*** Materials provided Section Begins ***

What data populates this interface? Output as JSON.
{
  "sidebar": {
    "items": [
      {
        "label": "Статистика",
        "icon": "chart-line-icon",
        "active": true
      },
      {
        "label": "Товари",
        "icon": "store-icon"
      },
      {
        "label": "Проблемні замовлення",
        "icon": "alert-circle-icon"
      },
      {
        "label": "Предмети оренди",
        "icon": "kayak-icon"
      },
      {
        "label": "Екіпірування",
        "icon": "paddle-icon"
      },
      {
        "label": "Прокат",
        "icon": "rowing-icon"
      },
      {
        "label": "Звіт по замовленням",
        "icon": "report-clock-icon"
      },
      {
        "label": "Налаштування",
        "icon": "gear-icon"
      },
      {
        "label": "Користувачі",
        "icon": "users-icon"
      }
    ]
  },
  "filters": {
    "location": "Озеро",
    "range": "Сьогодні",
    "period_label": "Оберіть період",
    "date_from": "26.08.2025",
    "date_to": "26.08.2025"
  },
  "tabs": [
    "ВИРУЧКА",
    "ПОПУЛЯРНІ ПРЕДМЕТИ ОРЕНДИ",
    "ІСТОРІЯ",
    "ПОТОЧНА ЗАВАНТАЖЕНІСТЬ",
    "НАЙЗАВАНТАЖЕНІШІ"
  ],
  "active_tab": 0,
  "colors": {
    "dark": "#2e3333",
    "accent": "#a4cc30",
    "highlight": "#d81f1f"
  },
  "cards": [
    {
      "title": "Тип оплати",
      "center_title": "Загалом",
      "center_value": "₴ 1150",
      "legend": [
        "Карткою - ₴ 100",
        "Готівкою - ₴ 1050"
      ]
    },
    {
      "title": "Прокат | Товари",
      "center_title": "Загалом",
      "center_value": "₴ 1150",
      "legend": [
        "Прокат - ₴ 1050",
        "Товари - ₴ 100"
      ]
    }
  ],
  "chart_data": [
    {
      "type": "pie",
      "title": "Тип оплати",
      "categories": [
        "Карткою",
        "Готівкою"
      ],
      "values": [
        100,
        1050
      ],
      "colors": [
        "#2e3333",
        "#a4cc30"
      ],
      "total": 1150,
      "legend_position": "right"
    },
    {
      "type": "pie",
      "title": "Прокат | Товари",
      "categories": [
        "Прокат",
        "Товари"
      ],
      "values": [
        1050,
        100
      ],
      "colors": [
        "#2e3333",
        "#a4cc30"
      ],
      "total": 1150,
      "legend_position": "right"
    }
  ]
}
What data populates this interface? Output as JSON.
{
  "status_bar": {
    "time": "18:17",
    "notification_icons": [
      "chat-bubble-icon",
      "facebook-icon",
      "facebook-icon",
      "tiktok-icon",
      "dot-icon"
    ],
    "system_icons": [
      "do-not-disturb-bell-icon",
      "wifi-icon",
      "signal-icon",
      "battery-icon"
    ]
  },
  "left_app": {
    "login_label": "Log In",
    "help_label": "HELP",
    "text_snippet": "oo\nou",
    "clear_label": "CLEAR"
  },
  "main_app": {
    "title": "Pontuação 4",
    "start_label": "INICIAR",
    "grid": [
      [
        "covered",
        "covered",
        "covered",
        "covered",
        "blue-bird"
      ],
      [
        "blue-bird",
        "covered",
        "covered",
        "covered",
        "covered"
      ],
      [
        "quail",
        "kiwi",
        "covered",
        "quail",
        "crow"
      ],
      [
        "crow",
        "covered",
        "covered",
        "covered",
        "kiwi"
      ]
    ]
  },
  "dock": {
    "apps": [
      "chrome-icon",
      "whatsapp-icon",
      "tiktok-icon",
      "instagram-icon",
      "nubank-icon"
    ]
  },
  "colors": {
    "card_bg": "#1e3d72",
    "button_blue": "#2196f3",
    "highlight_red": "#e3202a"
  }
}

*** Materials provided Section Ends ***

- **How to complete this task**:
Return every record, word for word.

- **The answer**:
What data populates this interface? Output as JSON.
{
  "sidebar": {
    "items": [
      {
        "label": "Статистика",
        "icon": "chart-line-icon",
        "active": true
      },
      {
        "label": "Товари",
        "icon": "store-icon"
      },
      {
        "label": "Проблемні замовлення",
        "icon": "alert-circle-icon"
      },
      {
        "label": "Предмети оренди",
        "icon": "kayak-icon"
      },
      {
        "label": "Екіпірування",
        "icon": "paddle-icon"
      },
      {
        "label": "Прокат",
        "icon": "rowing-icon"
      },
      {
        "label": "Звіт по замовленням",
        "icon": "report-clock-icon"
      },
      {
        "label": "Налаштування",
        "icon": "gear-icon"
      },
      {
        "label": "Користувачі",
        "icon": "users-icon"
      }
    ]
  },
  "filters": {
    "location": "Озеро",
    "range": "Сьогодні",
    "period_label": "Оберіть період",
    "date_from": "26.08.2025",
    "date_to": "26.08.2025"
  },
  "tabs": [
    "ВИРУЧКА",
    "ПОПУЛЯРНІ ПРЕДМЕТИ ОРЕНДИ",
    "ІСТОРІЯ",
    "ПОТОЧНА ЗАВАНТАЖЕНІСТЬ",
    "НАЙЗАВАНТАЖЕНІШІ"
  ],
  "active_tab": 0,
  "colors": {
    "dark": "#2e3333",
    "accent": "#a4cc30",
    "highlight": "#d81f1f"
  },
  "cards": [
    {
      "title": "Тип оплати",
      "center_title": "Загалом",
      "center_value": "₴ 1150",
      "legend": [
        "Карткою - ₴ 100",
        "Готівкою - ₴ 1050"
      ]
    },
    {
      "title": "Прокат | Товари",
      "center_title": "Загалом",
      "center_value": "₴ 1150",
      "legend": [
        "Прокат - ₴ 1050",
        "Товари - ₴ 100"
      ]
    }
  ],
  "chart_data": [
    {
      "type": "pie",
      "title": "Тип оплати",
      "categories": [
        "Карткою",
        "Готівкою"
      ],
      "values": [
        100,
        1050
      ],
      "colors": [
        "#2e3333",
        "#a4cc30"
      ],
      "total": 1150,
      "legend_position": "right"
    },
    {
      "type": "pie",
      "title": "Прокат | Товари",
      "categories": [
        "Прокат",
        "Товари"
      ],
      "values": [
        1050,
        100
      ],
      "colors": [
        "#2e3333",
        "#a4cc30"
      ],
      "total": 1150,
      "legend_position": "right"
    }
  ]
}
What data populates this interface? Output as JSON.
{
  "status_bar": {
    "time": "18:17",
    "notification_icons": [
      "chat-bubble-icon",
      "facebook-icon",
      "facebook-icon",
      "tiktok-icon",
      "dot-icon"
    ],
    "system_icons": [
      "do-not-disturb-bell-icon",
      "wifi-icon",
      "signal-icon",
      "battery-icon"
    ]
  },
  "left_app": {
    "login_label": "Log In",
    "help_label": "HELP",
    "text_snippet": "oo\nou",
    "clear_label": "CLEAR"
  },
  "main_app": {
    "title": "Pontuação 4",
    "start_label": "INICIAR",
    "grid": [
      [
        "covered",
        "covered",
        "covered",
        "covered",
        "blue-bird"
      ],
      [
        "blue-bird",
        "covered",
        "covered",
        "covered",
        "covered"
      ],
      [
        "quail",
        "kiwi",
        "covered",
        "quail",
        "crow"
      ],
      [
        "crow",
        "covered",
        "covered",
        "covered",
        "kiwi"
      ]
    ]
  },
  "dock": {
    "apps": [
      "chrome-icon",
      "whatsapp-icon",
      "tiktok-icon",
      "instagram-icon",
      "nubank-icon"
    ]
  },
  "colors": {
    "card_bg": "#1e3d72",
    "button_blue": "#2196f3",
    "highlight_red": "#e3202a"
  }
}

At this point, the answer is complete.